If someone is showing the symptoms of a severe allergic reaction (anaphylaxis), an ambulance MUST be called immediately - even if they have already used an AAI device. The school’s AAI can only be administered to a pupil at risk of anaphylaxis, where both medical authorisation and written parental consent for use of the spare AAI has been provided. In the event of a possible severe allergic reaction in a pupil who does not meet these criteria, emergency services (999) should be contacted, who will advise whether administration of the spare emergency AAI is appropriate.

Any AAI(s) held by a school are a spare/back-up device and not a replacement for a pupil’s own AAI(s). The school’s spare AAI can be administered to a pupil whose own prescribed AAI cannot be administered correctly without delay.

AAIs can be used through clothes and should be injected into the upper outer thigh, in line with manufacturer’s instructions.

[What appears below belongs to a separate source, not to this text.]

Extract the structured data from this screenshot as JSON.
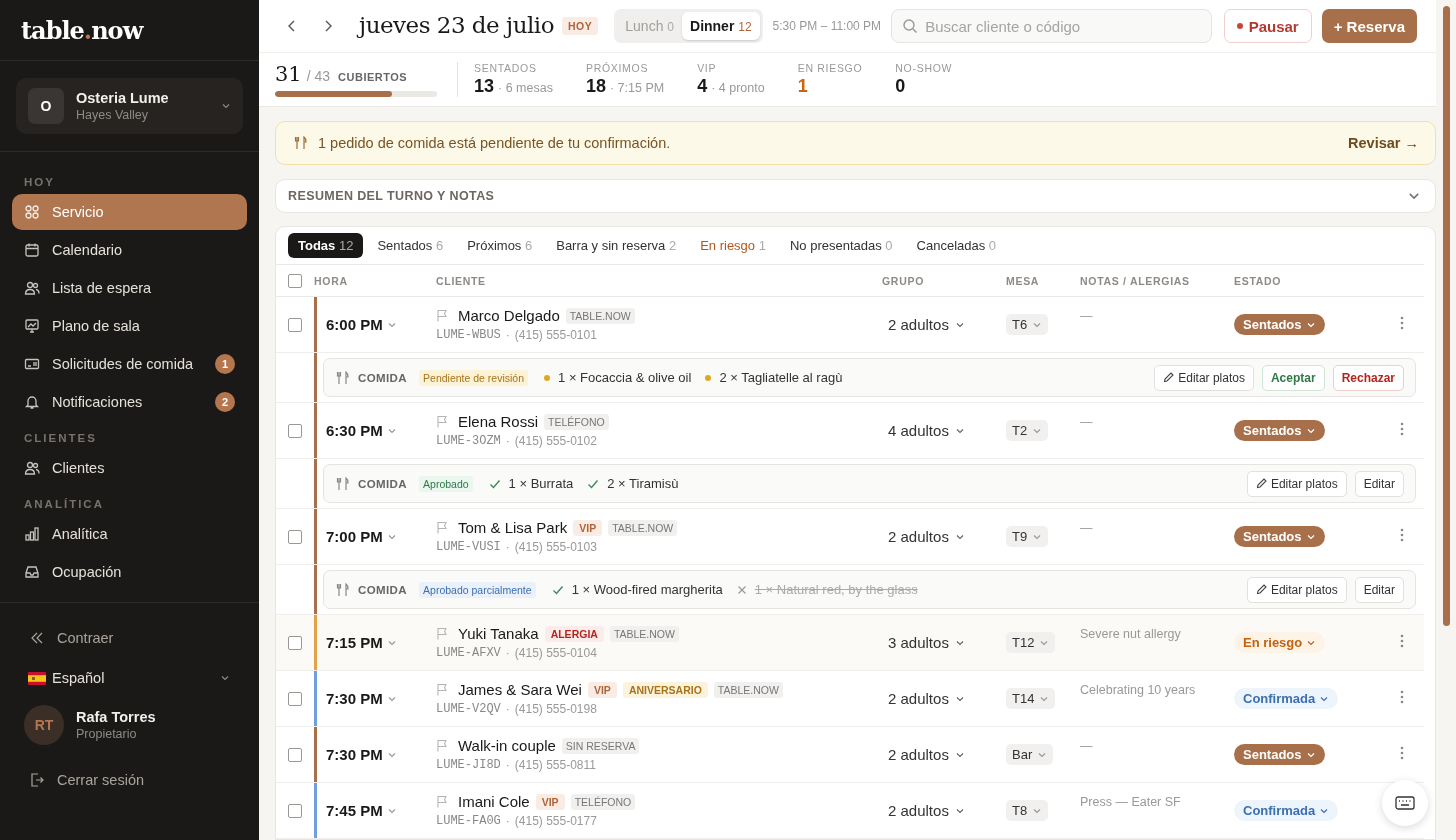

The use of adrenaline as an injection into the muscle is safe and can be life-saving. The adrenaline treats both the symptoms of the allergic reaction, stops the reaction and the further release of chemicals causing anaphylaxis. Severe allergic reactions may require more than one dose of adrenaline, and children can initially improve but then deteriorate later.

St John Ambulance’s Anaphylaxis First Aid training is a great way of ensuring staff are informed and ready to act in the case of an anaphylactic reaction.

Good practice: what should be in an anaphylaxis kit*?

Schools choosing to hold a spare AAI(s) should establish a policy or protocol for their use in line with ‘Supporting pupils at school with medical conditions: Statutory guidance for governing bodies of maintained schools and proprietors’

It is good practice for schools holding spare AAIs to store these as part of an emergency anaphylaxis kit which should include:

  • • 1 or more AAI(s)
  • • Instructions on how to use the adrenaline auto-injector
  • • Instructions on storage of the AAI device(s)
  • • Manufacturer’s information
  • • A checklist of injectors, identified by their batch number and expiry date with monthly checks recorded
  • • A note of the arrangements for replacing the injectors
  • • A list of pupils to whom the AAI can be administered
  • • An administration record.

Schools should strongly consider keeping the emergency anaphylaxis kit together with an emergency asthma inhaler kit (containing a salbutamol inhaler device and spacer), as asthma is a common symptom during food-induced anaphylaxis.

Useful Links

Department of Health: Guidance on the use of adrenaline auto-injectors in schools

Human Medicines Regulations 2017